And what do I feel like I’m missing out on? A gang of one’s own (instead of a room); John Ashbery talking to himself; a lovely coterie of friends; more involvement in the literary world (although I don’t even know what shape that should take); a vintage pair of jeans; a book deal.

“We make sense of our lives in order to be free not to have to make sense.”

My life at times feels like a boat in dead waters: waiting to get an agent to love me through the leafy vines; waiting for the sun to go supernova; waiting to hear if there is water on Mars; waiting for a physicist to find the God particle. If only it could be just Waiting For Godot. Why can’t I get a Golden Ticket like Charlie? “I never thought my life could be anything but catastrophe….”

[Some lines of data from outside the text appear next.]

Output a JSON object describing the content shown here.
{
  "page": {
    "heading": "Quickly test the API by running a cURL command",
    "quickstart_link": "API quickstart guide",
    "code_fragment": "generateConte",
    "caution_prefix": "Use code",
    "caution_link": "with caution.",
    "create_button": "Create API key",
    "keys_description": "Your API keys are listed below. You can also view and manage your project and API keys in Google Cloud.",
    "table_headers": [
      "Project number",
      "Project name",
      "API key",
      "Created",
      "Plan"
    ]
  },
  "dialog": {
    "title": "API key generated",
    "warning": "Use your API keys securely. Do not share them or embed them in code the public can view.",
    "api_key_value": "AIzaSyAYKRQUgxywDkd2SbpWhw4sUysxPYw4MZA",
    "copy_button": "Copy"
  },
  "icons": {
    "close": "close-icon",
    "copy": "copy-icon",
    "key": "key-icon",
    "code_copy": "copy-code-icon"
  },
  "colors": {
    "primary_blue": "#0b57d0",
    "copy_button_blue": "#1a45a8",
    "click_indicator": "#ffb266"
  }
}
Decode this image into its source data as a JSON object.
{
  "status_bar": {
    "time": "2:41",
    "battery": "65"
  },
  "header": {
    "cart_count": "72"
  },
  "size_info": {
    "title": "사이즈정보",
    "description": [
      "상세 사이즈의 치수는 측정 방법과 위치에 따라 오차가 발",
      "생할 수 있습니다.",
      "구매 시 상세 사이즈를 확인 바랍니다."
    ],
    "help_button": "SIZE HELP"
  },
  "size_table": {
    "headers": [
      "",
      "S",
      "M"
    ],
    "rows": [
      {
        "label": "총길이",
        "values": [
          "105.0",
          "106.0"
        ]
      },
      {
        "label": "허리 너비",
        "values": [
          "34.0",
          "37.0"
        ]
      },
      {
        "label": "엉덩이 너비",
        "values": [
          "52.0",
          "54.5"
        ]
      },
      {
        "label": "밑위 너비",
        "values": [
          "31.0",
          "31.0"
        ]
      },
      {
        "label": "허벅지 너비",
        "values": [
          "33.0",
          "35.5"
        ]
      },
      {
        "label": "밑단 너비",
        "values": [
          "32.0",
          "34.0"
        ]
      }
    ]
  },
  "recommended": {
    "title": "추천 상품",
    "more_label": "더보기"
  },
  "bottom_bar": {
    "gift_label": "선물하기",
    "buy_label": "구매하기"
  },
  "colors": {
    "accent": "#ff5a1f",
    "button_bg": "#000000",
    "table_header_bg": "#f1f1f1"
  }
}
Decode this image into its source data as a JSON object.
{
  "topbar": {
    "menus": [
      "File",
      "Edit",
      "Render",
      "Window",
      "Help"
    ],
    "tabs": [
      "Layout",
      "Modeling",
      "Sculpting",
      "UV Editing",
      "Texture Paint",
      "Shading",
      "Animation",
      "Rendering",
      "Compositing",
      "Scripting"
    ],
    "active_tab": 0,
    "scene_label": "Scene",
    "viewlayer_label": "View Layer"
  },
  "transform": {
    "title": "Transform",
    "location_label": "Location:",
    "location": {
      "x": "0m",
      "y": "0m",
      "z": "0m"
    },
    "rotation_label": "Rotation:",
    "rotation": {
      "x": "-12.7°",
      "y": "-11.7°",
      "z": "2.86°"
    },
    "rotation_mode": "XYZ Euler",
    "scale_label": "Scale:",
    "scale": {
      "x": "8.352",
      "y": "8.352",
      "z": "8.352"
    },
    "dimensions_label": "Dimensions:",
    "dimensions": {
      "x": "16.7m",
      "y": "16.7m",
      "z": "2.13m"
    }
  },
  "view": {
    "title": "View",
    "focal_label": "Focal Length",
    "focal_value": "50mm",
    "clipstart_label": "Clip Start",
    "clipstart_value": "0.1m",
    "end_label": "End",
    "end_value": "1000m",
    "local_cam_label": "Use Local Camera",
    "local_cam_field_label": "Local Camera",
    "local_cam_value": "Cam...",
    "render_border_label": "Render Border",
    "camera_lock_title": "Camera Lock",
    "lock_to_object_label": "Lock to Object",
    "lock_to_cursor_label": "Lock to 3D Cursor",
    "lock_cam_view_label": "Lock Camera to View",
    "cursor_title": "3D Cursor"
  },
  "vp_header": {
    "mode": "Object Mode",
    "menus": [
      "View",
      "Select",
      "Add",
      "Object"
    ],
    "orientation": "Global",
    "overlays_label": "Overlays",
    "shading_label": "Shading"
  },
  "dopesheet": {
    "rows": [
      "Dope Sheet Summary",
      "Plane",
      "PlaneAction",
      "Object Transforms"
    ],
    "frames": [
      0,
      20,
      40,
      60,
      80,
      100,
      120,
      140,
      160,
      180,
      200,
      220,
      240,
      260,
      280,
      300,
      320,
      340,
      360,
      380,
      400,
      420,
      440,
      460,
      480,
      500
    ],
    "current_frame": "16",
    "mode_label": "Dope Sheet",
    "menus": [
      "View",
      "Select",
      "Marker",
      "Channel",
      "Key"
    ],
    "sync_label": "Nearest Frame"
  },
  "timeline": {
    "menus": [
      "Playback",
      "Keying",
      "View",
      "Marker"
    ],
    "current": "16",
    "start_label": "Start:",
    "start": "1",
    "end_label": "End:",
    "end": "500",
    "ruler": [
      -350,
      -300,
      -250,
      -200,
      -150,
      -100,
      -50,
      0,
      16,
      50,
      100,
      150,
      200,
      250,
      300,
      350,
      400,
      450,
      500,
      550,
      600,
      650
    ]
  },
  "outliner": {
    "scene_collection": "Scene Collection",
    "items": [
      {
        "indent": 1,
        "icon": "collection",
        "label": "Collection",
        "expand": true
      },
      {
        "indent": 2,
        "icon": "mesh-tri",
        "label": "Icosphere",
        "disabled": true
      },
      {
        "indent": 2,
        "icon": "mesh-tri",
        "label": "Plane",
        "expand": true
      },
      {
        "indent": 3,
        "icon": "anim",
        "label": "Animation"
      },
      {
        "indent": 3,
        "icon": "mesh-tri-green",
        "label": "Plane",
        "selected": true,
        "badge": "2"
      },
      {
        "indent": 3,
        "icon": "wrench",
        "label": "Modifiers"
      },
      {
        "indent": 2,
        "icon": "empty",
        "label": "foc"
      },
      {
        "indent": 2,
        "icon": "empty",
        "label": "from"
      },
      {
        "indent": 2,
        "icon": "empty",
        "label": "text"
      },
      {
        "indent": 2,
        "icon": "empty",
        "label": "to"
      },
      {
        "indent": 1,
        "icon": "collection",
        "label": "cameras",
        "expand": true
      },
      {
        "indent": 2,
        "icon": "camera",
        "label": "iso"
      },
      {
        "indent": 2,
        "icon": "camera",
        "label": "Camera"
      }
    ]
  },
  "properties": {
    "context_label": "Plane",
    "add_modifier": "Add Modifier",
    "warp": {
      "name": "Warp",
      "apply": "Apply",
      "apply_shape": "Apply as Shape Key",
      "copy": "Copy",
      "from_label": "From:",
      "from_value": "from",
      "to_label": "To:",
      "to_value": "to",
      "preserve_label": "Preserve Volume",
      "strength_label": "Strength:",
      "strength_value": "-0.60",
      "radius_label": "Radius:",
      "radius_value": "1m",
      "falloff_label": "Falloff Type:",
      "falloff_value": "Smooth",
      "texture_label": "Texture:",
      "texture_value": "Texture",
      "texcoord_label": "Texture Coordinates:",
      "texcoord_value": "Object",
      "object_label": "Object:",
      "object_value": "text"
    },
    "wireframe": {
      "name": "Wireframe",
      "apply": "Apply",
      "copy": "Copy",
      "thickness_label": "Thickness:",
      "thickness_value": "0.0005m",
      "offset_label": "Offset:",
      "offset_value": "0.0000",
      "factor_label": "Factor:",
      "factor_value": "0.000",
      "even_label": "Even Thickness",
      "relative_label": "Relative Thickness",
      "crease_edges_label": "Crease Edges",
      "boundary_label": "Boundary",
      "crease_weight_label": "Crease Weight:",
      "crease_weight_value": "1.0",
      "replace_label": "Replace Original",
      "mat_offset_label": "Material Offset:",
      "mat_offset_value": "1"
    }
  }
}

But as King Lear told me the other night, “The art of our necessities is strange.” But the night before that, Mad Cyril told me: “The future is simply a ship in a bottle waiting for the right wave to let you out.”

What has happened to universities and the academic life? Send me off to American Idol with a song in my mediocre heart, but aren’t universities and colleges the Land for the Lotus Eaters? I thought it was the last refuge for exiles, eccentrics, the obsessed, thinkers, libertines, seekers, the disaffected, the lonely, those who don’t wanna grow up, those who fled the working world with Ginsberg’s Howl in their veins, those whose backs were pushed up against the wall by the world and who hopped over it into some cerebral paradise. How did all this professionalism and success and play the bonny tenured prof come about? Shouldn’t universities be letting misfits and miscreants and the mad teach the bright young things of the future?

Why is it that the middle class always work like dogs and yet never have anything to show for it but debt and mortgages and exhaustion and unfulfilled dreams? I don’t want that. I want the Alexandria Quartet in my backyard. I want the sun and moon to pass over my writing desk. And I want to someday go to Bruges as a hitman.

I have gone on long enough. I must get back to my bean field. If I don’t, somebody will think me a curmudgeon in the prime of life. I’m not that irascible. I just have this thing called life breathing down my neck all the time.